** Opening STUDY MATERIAL block **

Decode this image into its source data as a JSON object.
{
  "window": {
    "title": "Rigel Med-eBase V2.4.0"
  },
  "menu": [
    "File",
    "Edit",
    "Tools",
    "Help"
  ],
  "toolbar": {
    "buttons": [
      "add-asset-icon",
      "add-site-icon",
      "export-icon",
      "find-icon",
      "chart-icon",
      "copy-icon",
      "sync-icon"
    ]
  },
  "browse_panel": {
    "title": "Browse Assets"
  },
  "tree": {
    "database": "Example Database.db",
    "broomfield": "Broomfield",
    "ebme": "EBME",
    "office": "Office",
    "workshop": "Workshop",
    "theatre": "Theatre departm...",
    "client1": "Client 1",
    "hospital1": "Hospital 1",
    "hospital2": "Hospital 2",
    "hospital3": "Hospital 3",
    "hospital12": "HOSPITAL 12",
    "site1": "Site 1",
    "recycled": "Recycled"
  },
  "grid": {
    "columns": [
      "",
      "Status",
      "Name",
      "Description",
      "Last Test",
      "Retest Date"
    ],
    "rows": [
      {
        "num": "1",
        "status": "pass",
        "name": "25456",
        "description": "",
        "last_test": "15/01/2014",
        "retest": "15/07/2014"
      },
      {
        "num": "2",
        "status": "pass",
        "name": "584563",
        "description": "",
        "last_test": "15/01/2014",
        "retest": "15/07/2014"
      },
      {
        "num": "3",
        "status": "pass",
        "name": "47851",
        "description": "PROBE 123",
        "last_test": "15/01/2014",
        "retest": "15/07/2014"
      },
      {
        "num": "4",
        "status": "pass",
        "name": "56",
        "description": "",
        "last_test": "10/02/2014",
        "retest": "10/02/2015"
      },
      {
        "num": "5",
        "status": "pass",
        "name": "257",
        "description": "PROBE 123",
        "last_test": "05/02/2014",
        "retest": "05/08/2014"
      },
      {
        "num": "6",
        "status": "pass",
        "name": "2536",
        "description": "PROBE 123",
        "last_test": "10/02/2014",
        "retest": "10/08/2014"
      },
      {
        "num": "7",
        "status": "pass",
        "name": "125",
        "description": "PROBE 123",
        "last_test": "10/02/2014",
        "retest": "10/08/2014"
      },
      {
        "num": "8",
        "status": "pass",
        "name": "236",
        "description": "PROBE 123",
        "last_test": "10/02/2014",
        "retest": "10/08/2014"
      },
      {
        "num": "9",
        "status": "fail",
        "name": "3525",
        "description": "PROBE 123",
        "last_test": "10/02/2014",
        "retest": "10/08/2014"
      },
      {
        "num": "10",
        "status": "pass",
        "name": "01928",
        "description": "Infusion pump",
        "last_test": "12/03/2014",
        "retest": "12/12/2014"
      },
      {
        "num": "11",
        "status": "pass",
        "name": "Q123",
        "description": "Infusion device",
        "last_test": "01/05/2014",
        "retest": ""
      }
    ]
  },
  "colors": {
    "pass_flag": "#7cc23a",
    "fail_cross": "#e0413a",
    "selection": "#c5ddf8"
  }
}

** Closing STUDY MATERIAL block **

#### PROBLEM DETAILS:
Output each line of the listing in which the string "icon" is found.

#### SOLUTION:
      "add-asset-icon",
      "add-site-icon",
      "export-icon",
      "find-icon",
      "chart-icon",
      "copy-icon",
      "sync-icon"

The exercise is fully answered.